|US9103174||11 Sep 2012||11 Aug 2015||Baker Hughes Incorporated||Cutting elements for earth-boring tools, earth-boring tools including such cutting elements and related methods|
|US20110031035 *||7 Aug 2009||10 Feb 2011||Stowe Ii Calvin J||Cutter and Cutting Tool Incorporating the Same|
|US20120073880 *||29 Mar 2012||Baker Hughes Incorporated||Subterranean Cutting Tool Structure Tailored to Intended Use|
|US20140116788 *||26 Oct 2012||1 May 2014||Baker Hughes Incorporated||Cutting elements having curved or annular configurations for earth-boring tools, earth-boring tools including such cutting elements, and related methods|
|U.S. Classification||175/426, 175/430|
|Cooperative Classification||E21B10/5673, E21B29/06|
|European Classification||E21B10/567B, E21B29/06|
|28 Aug 2006||AS||Assignment|
Owner name: BAKER HUGHES INCORPORATED, TEXAS
Free format text: ASSIGNMENT OF ASSIGNORS INTEREST;ASSIGNORS:STOWE, CALVIN;MCNICOL, JAMES;REEL/FRAME:018222/0148

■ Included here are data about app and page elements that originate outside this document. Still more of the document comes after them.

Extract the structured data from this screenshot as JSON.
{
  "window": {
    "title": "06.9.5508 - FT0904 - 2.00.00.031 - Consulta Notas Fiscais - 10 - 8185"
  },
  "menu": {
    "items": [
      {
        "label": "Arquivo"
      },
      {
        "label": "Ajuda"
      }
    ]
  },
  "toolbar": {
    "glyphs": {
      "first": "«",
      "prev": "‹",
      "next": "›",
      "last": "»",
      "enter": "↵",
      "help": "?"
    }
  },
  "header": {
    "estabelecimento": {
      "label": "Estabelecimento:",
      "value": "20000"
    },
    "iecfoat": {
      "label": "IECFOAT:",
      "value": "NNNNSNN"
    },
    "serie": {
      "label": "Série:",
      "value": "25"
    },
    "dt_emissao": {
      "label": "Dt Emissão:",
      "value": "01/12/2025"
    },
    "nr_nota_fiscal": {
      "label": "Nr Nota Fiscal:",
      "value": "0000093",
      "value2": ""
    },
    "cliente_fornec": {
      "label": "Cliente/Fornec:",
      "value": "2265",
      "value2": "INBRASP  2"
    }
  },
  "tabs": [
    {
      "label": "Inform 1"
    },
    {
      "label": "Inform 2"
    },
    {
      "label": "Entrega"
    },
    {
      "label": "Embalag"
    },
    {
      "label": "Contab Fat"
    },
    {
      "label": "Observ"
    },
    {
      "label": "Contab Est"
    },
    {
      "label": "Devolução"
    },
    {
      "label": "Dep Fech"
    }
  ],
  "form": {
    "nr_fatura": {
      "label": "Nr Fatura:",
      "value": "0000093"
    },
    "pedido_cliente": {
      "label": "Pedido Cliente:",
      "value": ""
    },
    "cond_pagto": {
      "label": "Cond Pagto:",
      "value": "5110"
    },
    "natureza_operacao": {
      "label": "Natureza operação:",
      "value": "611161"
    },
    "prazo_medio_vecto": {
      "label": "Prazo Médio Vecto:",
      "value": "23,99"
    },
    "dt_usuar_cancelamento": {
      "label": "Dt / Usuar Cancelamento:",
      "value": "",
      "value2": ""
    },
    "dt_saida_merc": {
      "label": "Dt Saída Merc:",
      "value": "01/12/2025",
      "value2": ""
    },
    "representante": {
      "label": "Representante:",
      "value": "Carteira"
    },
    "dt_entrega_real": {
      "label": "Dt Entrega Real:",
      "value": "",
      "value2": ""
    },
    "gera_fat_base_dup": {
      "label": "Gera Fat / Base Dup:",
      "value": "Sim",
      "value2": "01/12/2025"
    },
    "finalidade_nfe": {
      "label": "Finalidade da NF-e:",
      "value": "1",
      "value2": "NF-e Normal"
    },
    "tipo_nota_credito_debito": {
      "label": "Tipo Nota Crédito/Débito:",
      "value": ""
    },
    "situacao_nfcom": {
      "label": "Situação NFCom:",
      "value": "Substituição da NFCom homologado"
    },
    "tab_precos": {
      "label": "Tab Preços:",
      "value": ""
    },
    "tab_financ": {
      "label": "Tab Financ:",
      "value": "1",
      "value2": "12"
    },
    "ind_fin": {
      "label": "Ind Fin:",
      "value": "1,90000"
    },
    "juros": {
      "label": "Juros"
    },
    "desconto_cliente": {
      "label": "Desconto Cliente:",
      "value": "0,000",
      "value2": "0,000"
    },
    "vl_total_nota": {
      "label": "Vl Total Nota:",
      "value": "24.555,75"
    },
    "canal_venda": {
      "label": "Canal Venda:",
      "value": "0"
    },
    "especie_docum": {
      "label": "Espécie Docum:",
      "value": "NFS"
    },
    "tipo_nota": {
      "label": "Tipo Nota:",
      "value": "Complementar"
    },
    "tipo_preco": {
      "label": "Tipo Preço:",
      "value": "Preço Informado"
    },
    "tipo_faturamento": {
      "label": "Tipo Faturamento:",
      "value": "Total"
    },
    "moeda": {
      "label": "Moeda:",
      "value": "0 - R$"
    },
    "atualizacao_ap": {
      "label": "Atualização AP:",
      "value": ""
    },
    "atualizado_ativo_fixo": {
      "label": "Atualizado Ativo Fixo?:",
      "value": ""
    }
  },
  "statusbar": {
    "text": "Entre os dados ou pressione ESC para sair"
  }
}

Effective date: 20060814
|23 Sep 2011||FPAY||Fee payment|
Year of fee payment: 4